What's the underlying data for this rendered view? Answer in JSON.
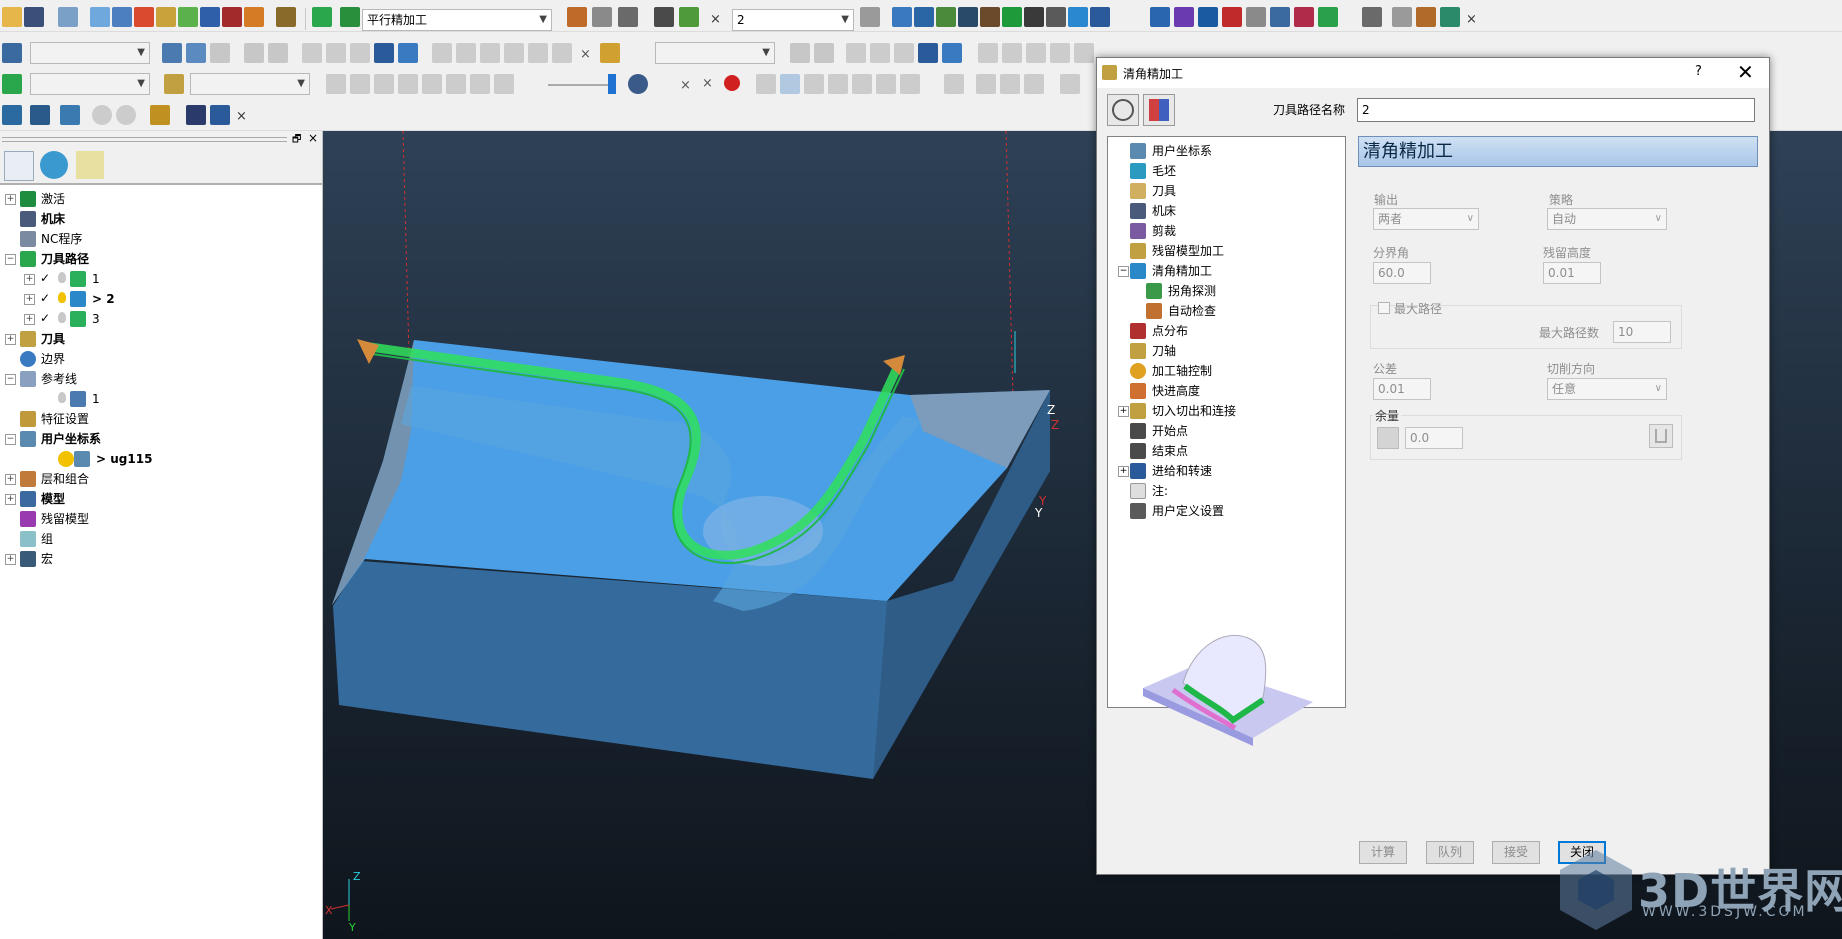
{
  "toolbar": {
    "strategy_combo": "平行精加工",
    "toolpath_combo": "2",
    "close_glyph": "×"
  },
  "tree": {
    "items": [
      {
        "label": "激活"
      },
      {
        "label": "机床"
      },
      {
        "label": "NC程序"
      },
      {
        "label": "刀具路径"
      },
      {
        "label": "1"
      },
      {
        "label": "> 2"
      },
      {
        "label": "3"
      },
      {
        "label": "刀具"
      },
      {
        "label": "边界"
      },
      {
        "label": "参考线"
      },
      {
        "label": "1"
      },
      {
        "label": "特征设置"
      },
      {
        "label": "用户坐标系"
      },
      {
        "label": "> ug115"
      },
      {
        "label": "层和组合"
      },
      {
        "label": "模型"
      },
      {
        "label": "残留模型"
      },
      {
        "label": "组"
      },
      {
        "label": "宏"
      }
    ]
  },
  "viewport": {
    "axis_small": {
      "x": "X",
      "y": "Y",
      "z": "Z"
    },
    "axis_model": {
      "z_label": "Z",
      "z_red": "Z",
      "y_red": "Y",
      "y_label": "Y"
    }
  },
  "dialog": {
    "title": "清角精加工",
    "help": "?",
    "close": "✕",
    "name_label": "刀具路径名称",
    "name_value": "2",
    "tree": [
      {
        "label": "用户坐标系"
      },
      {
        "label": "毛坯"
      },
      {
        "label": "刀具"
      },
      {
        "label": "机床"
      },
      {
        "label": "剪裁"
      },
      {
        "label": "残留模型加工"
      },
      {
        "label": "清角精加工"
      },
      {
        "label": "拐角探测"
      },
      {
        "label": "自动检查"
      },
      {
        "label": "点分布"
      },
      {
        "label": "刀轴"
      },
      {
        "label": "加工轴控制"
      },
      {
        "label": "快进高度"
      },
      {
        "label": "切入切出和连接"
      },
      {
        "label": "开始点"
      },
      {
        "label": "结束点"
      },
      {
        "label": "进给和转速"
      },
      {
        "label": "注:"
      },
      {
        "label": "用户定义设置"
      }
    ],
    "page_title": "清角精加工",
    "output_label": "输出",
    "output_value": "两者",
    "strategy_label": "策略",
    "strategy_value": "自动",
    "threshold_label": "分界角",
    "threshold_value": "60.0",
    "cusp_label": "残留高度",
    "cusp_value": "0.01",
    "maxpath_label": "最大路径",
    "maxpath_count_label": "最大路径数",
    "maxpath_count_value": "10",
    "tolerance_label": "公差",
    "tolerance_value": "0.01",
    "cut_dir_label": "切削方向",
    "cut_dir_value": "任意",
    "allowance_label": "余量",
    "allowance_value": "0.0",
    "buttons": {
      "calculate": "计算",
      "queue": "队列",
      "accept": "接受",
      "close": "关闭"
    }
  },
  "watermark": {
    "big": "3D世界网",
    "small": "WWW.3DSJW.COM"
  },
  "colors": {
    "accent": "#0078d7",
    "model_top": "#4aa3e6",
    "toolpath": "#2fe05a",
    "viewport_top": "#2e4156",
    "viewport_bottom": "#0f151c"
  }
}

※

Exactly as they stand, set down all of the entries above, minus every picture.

What's the underlying data for this rendered view? Answer in JSON.
{
  "toolbar": {
    "strategy_combo": "平行精加工",
    "toolpath_combo": "2",
    "close_glyph": "×"
  },
  "tree": {
    "items": [
      {
        "label": "激活"
      },
      {
        "label": "机床"
      },
      {
        "label": "NC程序"
      },
      {
        "label": "刀具路径"
      },
      {
        "label": "1"
      },
      {
        "label": "> 2"
      },
      {
        "label": "3"
      },
      {
        "label": "刀具"
      },
      {
        "label": "边界"
      },
      {
        "label": "参考线"
      },
      {
        "label": "1"
      },
      {
        "label": "特征设置"
      },
      {
        "label": "用户坐标系"
      },
      {
        "label": "> ug115"
      },
      {
        "label": "层和组合"
      },
      {
        "label": "模型"
      },
      {
        "label": "残留模型"
      },
      {
        "label": "组"
      },
      {
        "label": "宏"
      }
    ]
  },
  "viewport": {
    "axis_small": {
      "x": "X",
      "y": "Y",
      "z": "Z"
    },
    "axis_model": {
      "z_label": "Z",
      "z_red": "Z",
      "y_red": "Y",
      "y_label": "Y"
    }
  },
  "dialog": {
    "title": "清角精加工",
    "help": "?",
    "close": "✕",
    "name_label": "刀具路径名称",
    "name_value": "2",
    "tree": [
      {
        "label": "用户坐标系"
      },
      {
        "label": "毛坯"
      },
      {
        "label": "刀具"
      },
      {
        "label": "机床"
      },
      {
        "label": "剪裁"
      },
      {
        "label": "残留模型加工"
      },
      {
        "label": "清角精加工"
      },
      {
        "label": "拐角探测"
      },
      {
        "label": "自动检查"
      },
      {
        "label": "点分布"
      },
      {
        "label": "刀轴"
      },
      {
        "label": "加工轴控制"
      },
      {
        "label": "快进高度"
      },
      {
        "label": "切入切出和连接"
      },
      {
        "label": "开始点"
      },
      {
        "label": "结束点"
      },
      {
        "label": "进给和转速"
      },
      {
        "label": "注:"
      },
      {
        "label": "用户定义设置"
      }
    ],
    "page_title": "清角精加工",
    "output_label": "输出",
    "output_value": "两者",
    "strategy_label": "策略",
    "strategy_value": "自动",
    "threshold_label": "分界角",
    "threshold_value": "60.0",
    "cusp_label": "残留高度",
    "cusp_value": "0.01",
    "maxpath_label": "最大路径",
    "maxpath_count_label": "最大路径数",
    "maxpath_count_value": "10",
    "tolerance_label": "公差",
    "tolerance_value": "0.01",
    "cut_dir_label": "切削方向",
    "cut_dir_value": "任意",
    "allowance_label": "余量",
    "allowance_value": "0.0",
    "buttons": {
      "calculate": "计算",
      "queue": "队列",
      "accept": "接受",
      "close": "关闭"
    }
  },
  "watermark": {
    "big": "3D世界网",
    "small": "WWW.3DSJW.COM"
  },
  "colors": {
    "accent": "#0078d7",
    "model_top": "#4aa3e6",
    "toolpath": "#2fe05a",
    "viewport_top": "#2e4156",
    "viewport_bottom": "#0f151c"
  }
}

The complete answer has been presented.